This is no different from what happened in professional sports with some of the outsized contracts over the last decade.  One difference today in professional sports negotiations is that salary caps in sports like football, basketball, and ice hockey, and the “luxury tax” in baseball act as a brake on runaway compensation.  The other difference is that professional sports teams and the agents who represent players have a better-developed methodology for valuing a superstar against other alternatives.  Baseball even has a valuation methodology called “value over replacement player” to help determine how many incremental victories a player has contributed to his team.  From that calculation, the financial value of that player for that team can be determined.  Many of these valuation methodologies were not developed by the teams, the agents, or even by the official statistician of Major League Baseball, the Elias Sports Bureau, but by outside sports statistics aficionados like Bill James, Pete Palmer, and John Thorn.

Business today lacks the kind of sophisticated tools that can truly isolate the economic contributions that a CEO uniquely creates.  Some companies have developed methods that move in the right direction, but in fact it is a very complex problem given how many factors influence company performance, including factors over which the CEO has no control.

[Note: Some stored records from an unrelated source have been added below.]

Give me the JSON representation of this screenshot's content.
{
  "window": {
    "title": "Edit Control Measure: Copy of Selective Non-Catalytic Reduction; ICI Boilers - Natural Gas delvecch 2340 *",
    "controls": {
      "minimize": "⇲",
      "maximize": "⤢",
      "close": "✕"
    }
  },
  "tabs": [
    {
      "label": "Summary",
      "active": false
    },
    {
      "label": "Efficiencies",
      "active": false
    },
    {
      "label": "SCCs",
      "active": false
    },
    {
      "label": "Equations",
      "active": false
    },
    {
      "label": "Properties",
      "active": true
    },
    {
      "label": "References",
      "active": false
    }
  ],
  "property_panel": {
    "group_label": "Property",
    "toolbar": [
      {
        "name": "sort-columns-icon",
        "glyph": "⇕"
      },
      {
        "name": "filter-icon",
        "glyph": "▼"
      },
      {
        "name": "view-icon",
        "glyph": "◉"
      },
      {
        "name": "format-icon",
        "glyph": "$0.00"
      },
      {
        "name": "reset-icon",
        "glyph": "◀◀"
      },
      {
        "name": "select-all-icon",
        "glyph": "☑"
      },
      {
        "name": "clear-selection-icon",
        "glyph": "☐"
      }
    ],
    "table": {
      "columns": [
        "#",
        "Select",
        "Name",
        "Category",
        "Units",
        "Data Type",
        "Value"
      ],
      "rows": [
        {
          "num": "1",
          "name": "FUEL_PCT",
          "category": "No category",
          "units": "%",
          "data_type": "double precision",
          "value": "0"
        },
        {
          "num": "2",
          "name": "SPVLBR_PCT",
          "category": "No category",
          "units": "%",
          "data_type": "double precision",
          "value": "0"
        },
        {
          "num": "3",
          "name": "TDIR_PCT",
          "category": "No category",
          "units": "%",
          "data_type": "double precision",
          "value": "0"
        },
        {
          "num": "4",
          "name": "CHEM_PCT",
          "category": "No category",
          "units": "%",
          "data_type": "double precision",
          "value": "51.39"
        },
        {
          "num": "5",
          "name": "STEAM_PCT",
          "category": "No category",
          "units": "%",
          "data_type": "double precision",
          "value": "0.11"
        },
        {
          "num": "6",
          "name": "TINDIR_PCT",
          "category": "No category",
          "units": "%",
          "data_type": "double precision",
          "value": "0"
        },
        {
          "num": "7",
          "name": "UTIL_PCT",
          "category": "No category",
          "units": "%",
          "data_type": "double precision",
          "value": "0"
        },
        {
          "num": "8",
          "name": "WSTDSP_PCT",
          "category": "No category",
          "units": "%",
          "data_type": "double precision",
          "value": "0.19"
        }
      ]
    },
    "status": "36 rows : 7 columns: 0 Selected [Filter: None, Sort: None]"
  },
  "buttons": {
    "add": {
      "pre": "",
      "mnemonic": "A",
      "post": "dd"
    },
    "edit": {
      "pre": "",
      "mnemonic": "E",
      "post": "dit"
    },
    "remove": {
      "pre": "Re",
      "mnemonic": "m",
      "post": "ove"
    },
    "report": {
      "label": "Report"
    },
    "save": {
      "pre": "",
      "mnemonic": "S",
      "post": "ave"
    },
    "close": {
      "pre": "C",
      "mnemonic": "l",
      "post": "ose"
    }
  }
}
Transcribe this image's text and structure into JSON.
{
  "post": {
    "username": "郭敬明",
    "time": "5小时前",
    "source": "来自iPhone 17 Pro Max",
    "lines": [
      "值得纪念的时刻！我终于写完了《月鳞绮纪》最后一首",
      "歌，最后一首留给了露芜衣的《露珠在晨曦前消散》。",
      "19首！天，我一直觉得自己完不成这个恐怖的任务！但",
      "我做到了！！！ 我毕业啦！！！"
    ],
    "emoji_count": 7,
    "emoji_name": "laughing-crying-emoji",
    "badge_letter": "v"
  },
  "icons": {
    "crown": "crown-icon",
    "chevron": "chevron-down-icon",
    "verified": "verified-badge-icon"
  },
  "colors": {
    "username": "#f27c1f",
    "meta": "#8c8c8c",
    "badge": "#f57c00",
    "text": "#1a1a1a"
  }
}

Right now, we are in an exceptionally populist environment, so we may see excessive controls put on executive pay that will be determined through emotions and political calculations.  We must acknowledge that neither the free market nor government regulation offer a perfect solution to the perception or reality of excessive pay.  We need to draw upon tools developed for other purposes than compensation and to modify them as needed for executive compensation analysis.